Each entry must be restated word for word.

Data records for software interfaces
----

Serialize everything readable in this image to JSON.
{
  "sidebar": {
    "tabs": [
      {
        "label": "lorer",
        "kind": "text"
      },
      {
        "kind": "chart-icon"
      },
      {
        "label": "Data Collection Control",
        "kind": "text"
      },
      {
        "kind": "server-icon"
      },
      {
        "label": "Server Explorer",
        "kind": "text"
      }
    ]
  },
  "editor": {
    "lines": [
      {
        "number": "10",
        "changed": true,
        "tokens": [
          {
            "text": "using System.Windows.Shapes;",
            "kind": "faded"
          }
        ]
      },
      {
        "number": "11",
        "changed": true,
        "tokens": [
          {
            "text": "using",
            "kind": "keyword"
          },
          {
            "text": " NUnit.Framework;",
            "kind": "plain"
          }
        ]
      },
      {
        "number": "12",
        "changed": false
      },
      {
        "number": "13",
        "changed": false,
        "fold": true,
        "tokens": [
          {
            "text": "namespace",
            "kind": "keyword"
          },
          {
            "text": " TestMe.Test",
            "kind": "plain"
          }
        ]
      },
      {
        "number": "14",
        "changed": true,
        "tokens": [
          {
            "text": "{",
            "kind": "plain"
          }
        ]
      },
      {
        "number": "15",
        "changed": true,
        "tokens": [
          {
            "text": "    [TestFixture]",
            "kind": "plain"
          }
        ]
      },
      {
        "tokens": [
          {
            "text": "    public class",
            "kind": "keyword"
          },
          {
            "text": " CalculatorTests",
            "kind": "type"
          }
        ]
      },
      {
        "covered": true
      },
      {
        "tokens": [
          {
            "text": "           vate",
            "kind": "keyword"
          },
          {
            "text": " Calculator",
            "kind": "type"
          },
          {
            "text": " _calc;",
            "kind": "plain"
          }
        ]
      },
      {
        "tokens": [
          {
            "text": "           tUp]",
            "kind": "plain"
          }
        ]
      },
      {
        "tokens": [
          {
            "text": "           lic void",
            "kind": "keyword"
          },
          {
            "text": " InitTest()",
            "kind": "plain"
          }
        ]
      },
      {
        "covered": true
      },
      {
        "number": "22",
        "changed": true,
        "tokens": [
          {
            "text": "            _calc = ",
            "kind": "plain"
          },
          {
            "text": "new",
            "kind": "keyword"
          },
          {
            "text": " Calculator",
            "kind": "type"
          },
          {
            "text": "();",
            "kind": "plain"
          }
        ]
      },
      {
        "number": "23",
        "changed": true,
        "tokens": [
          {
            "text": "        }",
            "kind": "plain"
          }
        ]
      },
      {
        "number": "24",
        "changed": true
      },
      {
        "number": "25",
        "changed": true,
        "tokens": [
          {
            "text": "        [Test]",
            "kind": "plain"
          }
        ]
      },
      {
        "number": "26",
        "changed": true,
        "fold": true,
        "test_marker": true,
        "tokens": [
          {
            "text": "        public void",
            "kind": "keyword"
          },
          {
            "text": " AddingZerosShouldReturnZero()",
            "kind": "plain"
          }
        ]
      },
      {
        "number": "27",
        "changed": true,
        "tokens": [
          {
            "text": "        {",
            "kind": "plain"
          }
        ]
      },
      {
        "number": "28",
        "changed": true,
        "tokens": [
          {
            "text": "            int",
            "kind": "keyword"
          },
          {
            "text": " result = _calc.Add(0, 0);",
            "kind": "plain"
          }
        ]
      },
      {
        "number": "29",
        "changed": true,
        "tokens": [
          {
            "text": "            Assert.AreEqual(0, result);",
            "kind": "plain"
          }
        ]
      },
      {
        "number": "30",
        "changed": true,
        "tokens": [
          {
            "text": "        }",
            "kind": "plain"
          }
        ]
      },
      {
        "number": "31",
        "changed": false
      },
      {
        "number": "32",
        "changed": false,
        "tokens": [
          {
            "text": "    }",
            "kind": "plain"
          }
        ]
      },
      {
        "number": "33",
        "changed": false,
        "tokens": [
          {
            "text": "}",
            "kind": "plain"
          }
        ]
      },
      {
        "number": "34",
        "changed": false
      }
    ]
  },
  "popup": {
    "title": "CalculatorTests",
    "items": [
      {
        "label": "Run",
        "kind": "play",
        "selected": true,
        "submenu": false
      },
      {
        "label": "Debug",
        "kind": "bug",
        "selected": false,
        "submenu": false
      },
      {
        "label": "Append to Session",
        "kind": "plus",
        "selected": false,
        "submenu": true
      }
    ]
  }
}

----

= Solution to this exercise =
Serialize everything readable in this image to JSON.
{
  "sidebar": {
    "tabs": [
      {
        "label": "lorer",
        "kind": "text"
      },
      {
        "kind": "chart-icon"
      },
      {
        "label": "Data Collection Control",
        "kind": "text"
      },
      {
        "kind": "server-icon"
      },
      {
        "label": "Server Explorer",
        "kind": "text"
      }
    ]
  },
  "editor": {
    "lines": [
      {
        "number": "10",
        "changed": true,
        "tokens": [
          {
            "text": "using System.Windows.Shapes;",
            "kind": "faded"
          }
        ]
      },
      {
        "number": "11",
        "changed": true,
        "tokens": [
          {
            "text": "using",
            "kind": "keyword"
          },
          {
            "text": " NUnit.Framework;",
            "kind": "plain"
          }
        ]
      },
      {
        "number": "12",
        "changed": false
      },
      {
        "number": "13",
        "changed": false,
        "fold": true,
        "tokens": [
          {
            "text": "namespace",
            "kind": "keyword"
          },
          {
            "text": " TestMe.Test",
            "kind": "plain"
          }
        ]
      },
      {
        "number": "14",
        "changed": true,
        "tokens": [
          {
            "text": "{",
            "kind": "plain"
          }
        ]
      },
      {
        "number": "15",
        "changed": true,
        "tokens": [
          {
            "text": "    [TestFixture]",
            "kind": "plain"
          }
        ]
      },
      {
        "tokens": [
          {
            "text": "    public class",
            "kind": "keyword"
          },
          {
            "text": " CalculatorTests",
            "kind": "type"
          }
        ]
      },
      {
        "covered": true
      },
      {
        "tokens": [
          {
            "text": "           vate",
            "kind": "keyword"
          },
          {
            "text": " Calculator",
            "kind": "type"
          },
          {
            "text": " _calc;",
            "kind": "plain"
          }
        ]
      },
      {
        "tokens": [
          {
            "text": "           tUp]",
            "kind": "plain"
          }
        ]
      },
      {
        "tokens": [
          {
            "text": "           lic void",
            "kind": "keyword"
          },
          {
            "text": " InitTest()",
            "kind": "plain"
          }
        ]
      },
      {
        "covered": true
      },
      {
        "number": "22",
        "changed": true,
        "tokens": [
          {
            "text": "            _calc = ",
            "kind": "plain"
          },
          {
            "text": "new",
            "kind": "keyword"
          },
          {
            "text": " Calculator",
            "kind": "type"
          },
          {
            "text": "();",
            "kind": "plain"
          }
        ]
      },
      {
        "number": "23",
        "changed": true,
        "tokens": [
          {
            "text": "        }",
            "kind": "plain"
          }
        ]
      },
      {
        "number": "24",
        "changed": true
      },
      {
        "number": "25",
        "changed": true,
        "tokens": [
          {
            "text": "        [Test]",
            "kind": "plain"
          }
        ]
      },
      {
        "number": "26",
        "changed": true,
        "fold": true,
        "test_marker": true,
        "tokens": [
          {
            "text": "        public void",
            "kind": "keyword"
          },
          {
            "text": " AddingZerosShouldReturnZero()",
            "kind": "plain"
          }
        ]
      },
      {
        "number": "27",
        "changed": true,
        "tokens": [
          {
            "text": "        {",
            "kind": "plain"
          }
        ]
      },
      {
        "number": "28",
        "changed": true,
        "tokens": [
          {
            "text": "            int",
            "kind": "keyword"
          },
          {
            "text": " result = _calc.Add(0, 0);",
            "kind": "plain"
          }
        ]
      },
      {
        "number": "29",
        "changed": true,
        "tokens": [
          {
            "text": "            Assert.AreEqual(0, result);",
            "kind": "plain"
          }
        ]
      },
      {
        "number": "30",
        "changed": true,
        "tokens": [
          {
            "text": "        }",
            "kind": "plain"
          }
        ]
      },
      {
        "number": "31",
        "changed": false
      },
      {
        "number": "32",
        "changed": false,
        "tokens": [
          {
            "text": "    }",
            "kind": "plain"
          }
        ]
      },
      {
        "number": "33",
        "changed": false,
        "tokens": [
          {
            "text": "}",
            "kind": "plain"
          }
        ]
      },
      {
        "number": "34",
        "changed": false
      }
    ]
  },
  "popup": {
    "title": "CalculatorTests",
    "items": [
      {
        "label": "Run",
        "kind": "play",
        "selected": true,
        "submenu": false
      },
      {
        "label": "Debug",
        "kind": "bug",
        "selected": false,
        "submenu": false
      },
      {
        "label": "Append to Session",
        "kind": "plus",
        "selected": false,
        "submenu": true
      }
    ]
  }
}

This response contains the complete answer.